*TASK:* Your output should consist of the data, copied exactly.

[Data excerpts]
----------
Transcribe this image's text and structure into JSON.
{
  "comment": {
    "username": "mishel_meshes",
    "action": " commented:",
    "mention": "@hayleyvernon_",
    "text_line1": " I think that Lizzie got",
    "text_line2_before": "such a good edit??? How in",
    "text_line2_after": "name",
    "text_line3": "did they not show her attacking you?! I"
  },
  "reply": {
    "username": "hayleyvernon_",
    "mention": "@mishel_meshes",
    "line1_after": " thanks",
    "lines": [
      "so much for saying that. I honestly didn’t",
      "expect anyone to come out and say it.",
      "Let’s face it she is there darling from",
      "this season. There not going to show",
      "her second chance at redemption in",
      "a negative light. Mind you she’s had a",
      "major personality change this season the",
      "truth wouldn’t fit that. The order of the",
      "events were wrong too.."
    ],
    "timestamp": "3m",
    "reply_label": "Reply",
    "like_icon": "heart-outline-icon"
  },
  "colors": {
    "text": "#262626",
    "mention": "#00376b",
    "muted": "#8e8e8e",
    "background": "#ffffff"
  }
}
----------
*WRITTEN SOLUTION:*
Transcribe this image's text and structure into JSON.
{
  "comment": {
    "username": "mishel_meshes",
    "action": " commented:",
    "mention": "@hayleyvernon_",
    "text_line1": " I think that Lizzie got",
    "text_line2_before": "such a good edit??? How in",
    "text_line2_after": "name",
    "text_line3": "did they not show her attacking you?! I"
  },
  "reply": {
    "username": "hayleyvernon_",
    "mention": "@mishel_meshes",
    "line1_after": " thanks",
    "lines": [
      "so much for saying that. I honestly didn’t",
      "expect anyone to come out and say it.",
      "Let’s face it she is there darling from",
      "this season. There not going to show",
      "her second chance at redemption in",
      "a negative light. Mind you she’s had a",
      "major personality change this season the",
      "truth wouldn’t fit that. The order of the",
      "events were wrong too.."
    ],
    "timestamp": "3m",
    "reply_label": "Reply",
    "like_icon": "heart-outline-icon"
  },
  "colors": {
    "text": "#262626",
    "mention": "#00376b",
    "muted": "#8e8e8e",
    "background": "#ffffff"
  }
}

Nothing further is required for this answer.